Minimum wage workers in B.C. will get a boost Tuesday (June 1) as their wages rise to $15.20 an hour.
The increase will push B.C.’s wage up by sixty cents from $14.60 and surpasses Alberta, which had the highest minimum wage of $15.
The moves satisfies a promise made by the NDP during their 2017 election campaign, where the party pledged to increase the minimum wage to $15 by 2021. According to the B.C. government, 400,000 people – largely women, youth and immigrants – will benefit from the uptick.
Tuesday will also see the end of a lower minimum wage for liquor servers, increasing their pay from $13.95 an hour to the standard of $15.20.
“About 80 per cent of liquor servers are women, and the low liquor wage is a clear example of the gender pay gap we are fighting to eliminate,” said Grace Lore, Parliamentary Secretary of Gender Equity. “Most minimum wage earners are women, often racialized women and newcomers who face barriers to accessing better-paying jobs.

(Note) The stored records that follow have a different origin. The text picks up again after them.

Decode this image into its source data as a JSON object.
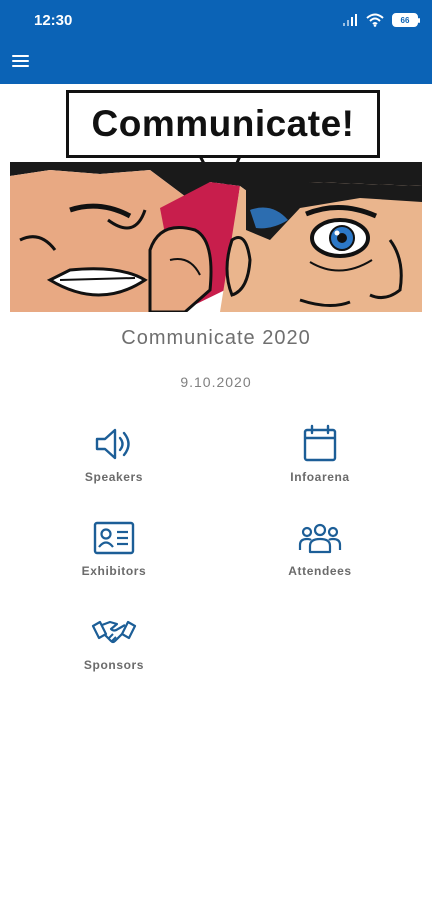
{
  "status_bar": {
    "time": "12:30",
    "battery_level": "66",
    "icons": [
      "signal-icon",
      "wifi-icon",
      "battery-icon"
    ]
  },
  "app_bar": {
    "menu_icon": "hamburger-menu-icon",
    "background_color": "#0b63b6"
  },
  "banner": {
    "title": "Communicate!",
    "image": "comic-whisper-illustration"
  },
  "event": {
    "name": "Communicate 2020",
    "date": "9.10.2020"
  },
  "menu": {
    "items": [
      {
        "label": "Speakers",
        "icon": "speaker-icon"
      },
      {
        "label": "Infoarena",
        "icon": "calendar-icon"
      },
      {
        "label": "Exhibitors",
        "icon": "id-card-icon"
      },
      {
        "label": "Attendees",
        "icon": "group-icon"
      },
      {
        "label": "Sponsors",
        "icon": "handshake-icon"
      }
    ]
  },
  "colors": {
    "primary": "#0b63b6",
    "icon": "#1c5e97",
    "text_muted": "#6f6f6f"
  }
}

We need to work towards wages that workers can actually live on instead of being held back by.”
In a statement, the B.C. Federation of Labour said the new minimum wage is a testament to the work of the Fight for 15 campaign, an ongoing effort by the federation to raise wages to at least $15 per hour.

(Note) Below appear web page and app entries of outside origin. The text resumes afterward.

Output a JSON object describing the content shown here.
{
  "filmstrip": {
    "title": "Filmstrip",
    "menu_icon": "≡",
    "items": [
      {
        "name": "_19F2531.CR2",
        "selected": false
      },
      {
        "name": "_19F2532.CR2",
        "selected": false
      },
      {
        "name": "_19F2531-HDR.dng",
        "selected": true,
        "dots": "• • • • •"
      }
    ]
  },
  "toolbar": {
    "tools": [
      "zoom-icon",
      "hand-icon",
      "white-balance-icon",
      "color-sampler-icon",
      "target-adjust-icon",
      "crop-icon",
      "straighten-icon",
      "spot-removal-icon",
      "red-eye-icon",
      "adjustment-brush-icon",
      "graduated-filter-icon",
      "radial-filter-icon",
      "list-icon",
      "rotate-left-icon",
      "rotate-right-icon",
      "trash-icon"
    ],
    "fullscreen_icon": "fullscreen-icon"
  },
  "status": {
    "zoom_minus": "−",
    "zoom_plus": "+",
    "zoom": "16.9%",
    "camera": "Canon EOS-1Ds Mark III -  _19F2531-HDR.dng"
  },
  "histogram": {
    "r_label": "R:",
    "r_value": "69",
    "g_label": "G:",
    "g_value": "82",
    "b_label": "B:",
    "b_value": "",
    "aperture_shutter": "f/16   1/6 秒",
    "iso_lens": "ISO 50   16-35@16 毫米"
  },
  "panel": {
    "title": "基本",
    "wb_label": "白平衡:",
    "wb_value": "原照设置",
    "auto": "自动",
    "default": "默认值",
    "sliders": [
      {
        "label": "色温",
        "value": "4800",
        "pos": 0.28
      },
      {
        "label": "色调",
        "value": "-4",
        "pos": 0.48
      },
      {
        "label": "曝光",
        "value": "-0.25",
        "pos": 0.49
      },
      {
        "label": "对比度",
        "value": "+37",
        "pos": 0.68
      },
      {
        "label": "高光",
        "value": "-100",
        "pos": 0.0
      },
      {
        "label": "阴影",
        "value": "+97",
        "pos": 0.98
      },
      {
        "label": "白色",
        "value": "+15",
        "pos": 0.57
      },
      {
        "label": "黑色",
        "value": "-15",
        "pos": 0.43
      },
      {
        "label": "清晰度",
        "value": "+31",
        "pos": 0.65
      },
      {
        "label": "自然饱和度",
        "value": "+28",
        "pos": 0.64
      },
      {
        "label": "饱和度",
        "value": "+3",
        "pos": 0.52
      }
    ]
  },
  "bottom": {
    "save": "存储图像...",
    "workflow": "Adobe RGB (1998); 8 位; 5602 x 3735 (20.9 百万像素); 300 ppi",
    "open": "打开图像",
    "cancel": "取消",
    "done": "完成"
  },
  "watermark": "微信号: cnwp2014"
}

“The pandemic made clear how undervalued certain workers have been,” said president Laird Cronk. “Minimum wage workers, many working on the frontlines through COVID, make the profits for businesses and they deserve a dignified wage.”